[Element data from apps and pages]

[Start of section]

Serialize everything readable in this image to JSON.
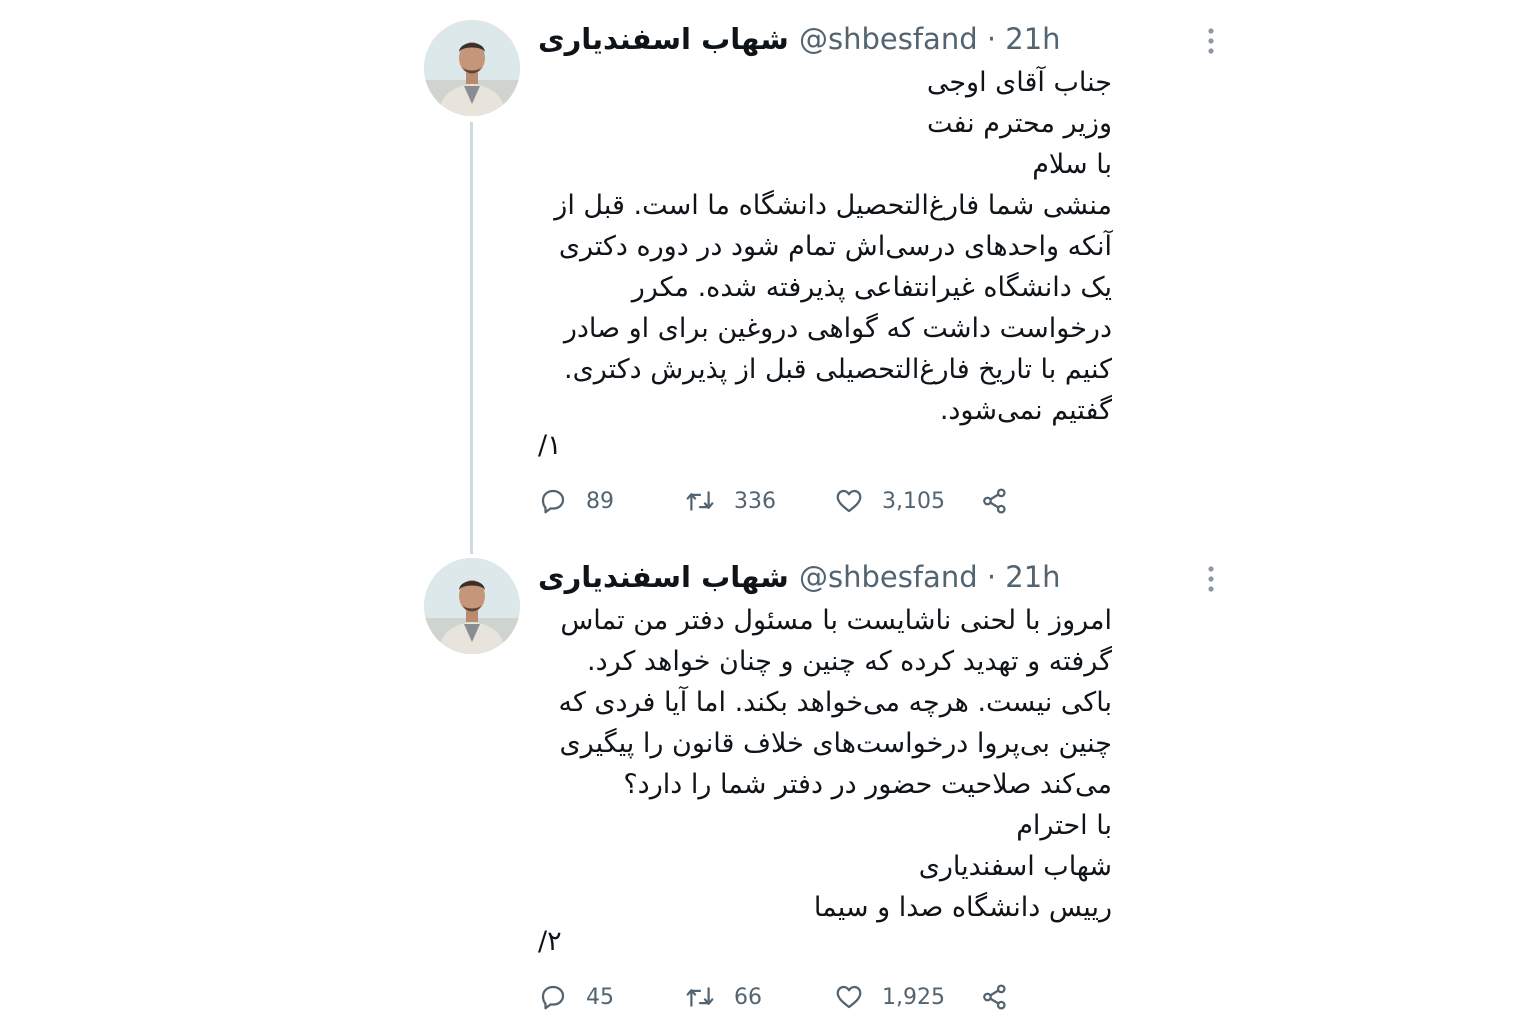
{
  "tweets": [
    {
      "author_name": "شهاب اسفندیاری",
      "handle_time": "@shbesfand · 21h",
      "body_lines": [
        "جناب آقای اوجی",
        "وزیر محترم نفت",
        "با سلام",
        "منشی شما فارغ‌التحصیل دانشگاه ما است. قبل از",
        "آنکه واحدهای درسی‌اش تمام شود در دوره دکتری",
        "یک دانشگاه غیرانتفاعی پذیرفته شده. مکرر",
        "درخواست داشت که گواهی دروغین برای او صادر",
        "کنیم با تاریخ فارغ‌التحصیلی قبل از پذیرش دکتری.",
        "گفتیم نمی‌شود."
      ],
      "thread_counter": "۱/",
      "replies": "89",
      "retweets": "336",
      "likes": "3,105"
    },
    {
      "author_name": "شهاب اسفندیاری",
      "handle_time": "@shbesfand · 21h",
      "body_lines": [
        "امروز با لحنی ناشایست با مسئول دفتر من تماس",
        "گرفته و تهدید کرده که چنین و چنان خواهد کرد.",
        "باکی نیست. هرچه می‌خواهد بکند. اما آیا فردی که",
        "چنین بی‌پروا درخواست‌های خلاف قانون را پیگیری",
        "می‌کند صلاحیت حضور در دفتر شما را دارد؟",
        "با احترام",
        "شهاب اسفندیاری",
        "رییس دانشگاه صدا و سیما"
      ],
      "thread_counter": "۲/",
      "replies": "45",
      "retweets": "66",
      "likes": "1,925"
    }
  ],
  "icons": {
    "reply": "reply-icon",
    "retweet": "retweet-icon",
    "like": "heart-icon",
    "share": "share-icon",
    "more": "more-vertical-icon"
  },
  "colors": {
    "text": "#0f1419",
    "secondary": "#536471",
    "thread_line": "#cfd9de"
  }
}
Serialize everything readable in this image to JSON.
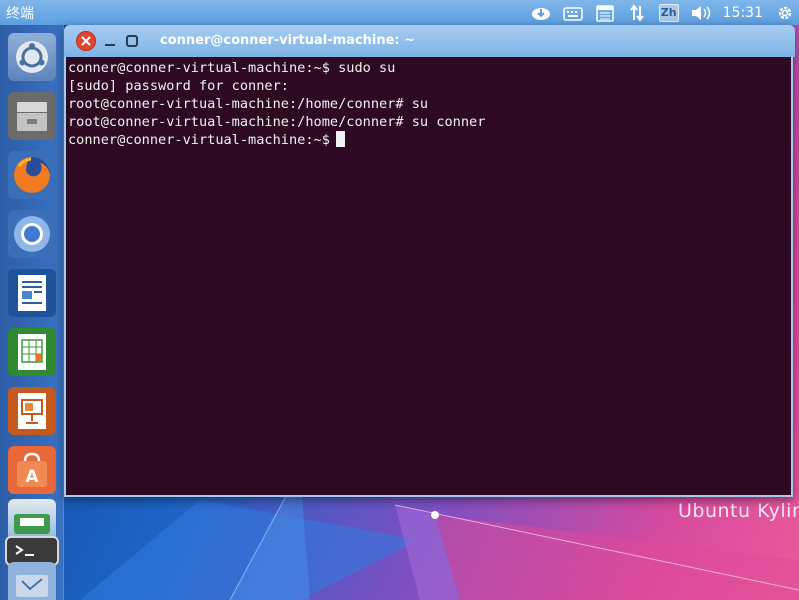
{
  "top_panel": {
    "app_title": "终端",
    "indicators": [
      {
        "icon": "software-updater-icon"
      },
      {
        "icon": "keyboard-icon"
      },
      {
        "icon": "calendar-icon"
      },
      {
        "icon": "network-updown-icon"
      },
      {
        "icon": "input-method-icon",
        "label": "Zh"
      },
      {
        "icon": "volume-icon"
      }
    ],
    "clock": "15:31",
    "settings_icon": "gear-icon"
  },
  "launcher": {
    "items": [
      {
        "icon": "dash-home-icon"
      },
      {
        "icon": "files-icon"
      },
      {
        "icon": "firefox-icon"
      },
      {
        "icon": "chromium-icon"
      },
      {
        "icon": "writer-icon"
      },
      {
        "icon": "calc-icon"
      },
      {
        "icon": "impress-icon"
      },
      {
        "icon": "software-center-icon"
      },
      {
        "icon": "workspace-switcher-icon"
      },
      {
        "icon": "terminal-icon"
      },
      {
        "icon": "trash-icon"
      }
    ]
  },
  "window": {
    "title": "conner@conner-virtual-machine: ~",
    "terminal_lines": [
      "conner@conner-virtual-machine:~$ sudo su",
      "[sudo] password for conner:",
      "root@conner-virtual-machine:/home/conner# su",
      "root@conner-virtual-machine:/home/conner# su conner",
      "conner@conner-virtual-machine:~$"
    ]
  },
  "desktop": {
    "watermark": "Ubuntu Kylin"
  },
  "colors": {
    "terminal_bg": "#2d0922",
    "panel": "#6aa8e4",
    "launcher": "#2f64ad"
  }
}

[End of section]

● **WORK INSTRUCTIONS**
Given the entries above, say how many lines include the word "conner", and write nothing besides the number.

● **RESULT BELOW**
6